DeDe Flounlacker and Andrea Kreiger are the kind of women who do Pensacola proud.
Their professional lives in the community’s nonprofit world have been linked for years.
Wednesday they were honored together, each for her outstanding commitment to serving others.
Krieger and Flounlacker were lauded with the Volunteer Florida Champion of Service Award in a ceremony at Pensacola City Hall.
Flounlacker was honored as executive director of Manna Food Pantries. Kreiger was honored as president of United Way of Escambia County. Each has a long history with other community service groups, including Ronald McDonald House and Volunteer Florida.
Chester Spellman, CEO of Volunteer Florida, and Mayor Ashton J. Hayward presided over the ceremony.
Spellmen noted that when the April flooding ruined Manna’s building and inventory of food, Flounlacker’s team only missed one day of their mission to “leave no one unfed.”
“I can’t think of a more deserving person than DeDe,” Spellman said.
Hayward lauded Flounlacker as someone, “who (wasn’t) scared of the devil. She is always asking, what do we need to do,” Hayward said.
In introducing Krieger, Spellman note that United Way raised $3.2 million last year, which helped them provide services to some 69,000 people in Escambia County “who needed help to meet their basic needs.”
Hayward called Krieger a “crusader” because need never stops.
“From helping feed people to helping senior citizens to helping people do their tax returns, she and her team never stop,” Hayward said. “She rolls up her sleeves and says, ‘What can I do?’”
Both women, when accepting their awards insisted that the honor was not hers alone.
“I am accepting this on behalf of Manna,” Flounlacker said. “This is not for me. This is for them.”
Krieger had similar sentiments.
“(The economic impact of United Way’s services) doesn’t happen because of me,” she said. “I consider this United Way’s award, and you guys are awesome” she said to her co-workers, team members and board members in the audience.
State Rep. Mike Hill spoke about both women and the connection they — and he — share through Ronald McDonald House.
Hill said the Ronald McDonald House in Birmingham helped his family when his oldest son, Joshua, now 22, needed heart surgery as a baby.
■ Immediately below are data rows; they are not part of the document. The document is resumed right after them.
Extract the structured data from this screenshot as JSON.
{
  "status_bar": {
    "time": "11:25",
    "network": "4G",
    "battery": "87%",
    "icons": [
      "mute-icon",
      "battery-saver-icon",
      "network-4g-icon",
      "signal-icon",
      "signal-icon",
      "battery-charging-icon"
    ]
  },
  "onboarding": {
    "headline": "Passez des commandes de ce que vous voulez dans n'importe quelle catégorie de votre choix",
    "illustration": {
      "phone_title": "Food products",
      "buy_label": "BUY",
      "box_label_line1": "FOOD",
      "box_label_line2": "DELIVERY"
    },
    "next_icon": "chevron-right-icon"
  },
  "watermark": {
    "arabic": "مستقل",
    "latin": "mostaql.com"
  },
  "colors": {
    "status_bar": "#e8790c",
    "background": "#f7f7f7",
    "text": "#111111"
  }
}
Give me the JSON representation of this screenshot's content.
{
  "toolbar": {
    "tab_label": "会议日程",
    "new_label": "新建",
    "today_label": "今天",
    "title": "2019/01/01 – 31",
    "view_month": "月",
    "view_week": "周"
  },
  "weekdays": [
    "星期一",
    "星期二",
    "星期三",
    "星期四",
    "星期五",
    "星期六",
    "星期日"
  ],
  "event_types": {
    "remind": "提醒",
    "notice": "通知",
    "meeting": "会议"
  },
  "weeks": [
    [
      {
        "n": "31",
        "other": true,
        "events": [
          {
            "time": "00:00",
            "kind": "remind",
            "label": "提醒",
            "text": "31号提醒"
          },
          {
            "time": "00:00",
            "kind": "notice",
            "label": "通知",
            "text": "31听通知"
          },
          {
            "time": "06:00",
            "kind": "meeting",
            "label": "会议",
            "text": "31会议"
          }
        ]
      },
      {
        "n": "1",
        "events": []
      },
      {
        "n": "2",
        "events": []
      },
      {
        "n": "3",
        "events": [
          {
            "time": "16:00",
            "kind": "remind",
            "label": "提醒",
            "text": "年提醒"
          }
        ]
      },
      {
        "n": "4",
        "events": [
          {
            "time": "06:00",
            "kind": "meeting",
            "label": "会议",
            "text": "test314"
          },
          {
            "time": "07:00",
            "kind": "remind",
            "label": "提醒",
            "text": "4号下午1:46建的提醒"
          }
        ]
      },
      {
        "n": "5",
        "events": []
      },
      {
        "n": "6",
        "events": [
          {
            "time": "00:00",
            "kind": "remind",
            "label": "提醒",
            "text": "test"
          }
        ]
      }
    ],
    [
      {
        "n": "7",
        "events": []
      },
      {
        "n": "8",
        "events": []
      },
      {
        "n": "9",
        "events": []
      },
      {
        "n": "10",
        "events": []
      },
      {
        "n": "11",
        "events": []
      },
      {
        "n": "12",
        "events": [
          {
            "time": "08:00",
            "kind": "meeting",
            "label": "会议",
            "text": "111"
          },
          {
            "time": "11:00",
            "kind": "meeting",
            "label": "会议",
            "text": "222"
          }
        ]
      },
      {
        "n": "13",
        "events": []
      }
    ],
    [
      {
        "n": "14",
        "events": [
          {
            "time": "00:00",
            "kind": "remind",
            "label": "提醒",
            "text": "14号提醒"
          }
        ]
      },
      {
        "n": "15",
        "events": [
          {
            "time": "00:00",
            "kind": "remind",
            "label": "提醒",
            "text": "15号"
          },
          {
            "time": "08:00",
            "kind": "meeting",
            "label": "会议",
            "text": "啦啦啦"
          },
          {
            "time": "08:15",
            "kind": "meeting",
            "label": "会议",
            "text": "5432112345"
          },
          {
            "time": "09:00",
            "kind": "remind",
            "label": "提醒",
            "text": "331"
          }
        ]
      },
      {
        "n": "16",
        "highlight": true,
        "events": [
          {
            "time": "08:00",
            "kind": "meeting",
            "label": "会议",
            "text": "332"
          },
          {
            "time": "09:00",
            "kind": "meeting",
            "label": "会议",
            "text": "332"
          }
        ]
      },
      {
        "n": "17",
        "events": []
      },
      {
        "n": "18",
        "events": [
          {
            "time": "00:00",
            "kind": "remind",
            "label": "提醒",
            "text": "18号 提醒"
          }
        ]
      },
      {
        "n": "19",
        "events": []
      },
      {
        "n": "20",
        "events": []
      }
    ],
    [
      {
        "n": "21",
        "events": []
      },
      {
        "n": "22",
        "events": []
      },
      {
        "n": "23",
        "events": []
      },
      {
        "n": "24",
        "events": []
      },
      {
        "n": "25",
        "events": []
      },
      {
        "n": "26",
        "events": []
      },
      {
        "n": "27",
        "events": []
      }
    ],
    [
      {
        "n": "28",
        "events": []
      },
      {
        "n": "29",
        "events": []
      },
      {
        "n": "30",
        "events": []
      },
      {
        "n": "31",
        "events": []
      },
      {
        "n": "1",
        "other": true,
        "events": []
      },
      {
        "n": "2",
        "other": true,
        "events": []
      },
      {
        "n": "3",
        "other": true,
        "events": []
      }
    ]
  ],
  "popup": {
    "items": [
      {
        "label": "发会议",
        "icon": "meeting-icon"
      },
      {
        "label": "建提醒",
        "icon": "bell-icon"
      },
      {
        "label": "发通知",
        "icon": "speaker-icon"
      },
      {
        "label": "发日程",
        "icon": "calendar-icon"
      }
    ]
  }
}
When he became involved with the Ronald McDonald House in Pensacola as a board member, he met Flounlacker. And when Flounlacker left that agency, Hill said he worried about who would fill her shoes.
“And then Andrea stepped in” overseeing a fundraising and expansion of the home-away-from home for families of sick children that led to the opening of the house’s now iconic facility on Bayou Boulevard.
“They are not only in action in time of disaster,” Hill said. “They are constantly giving.”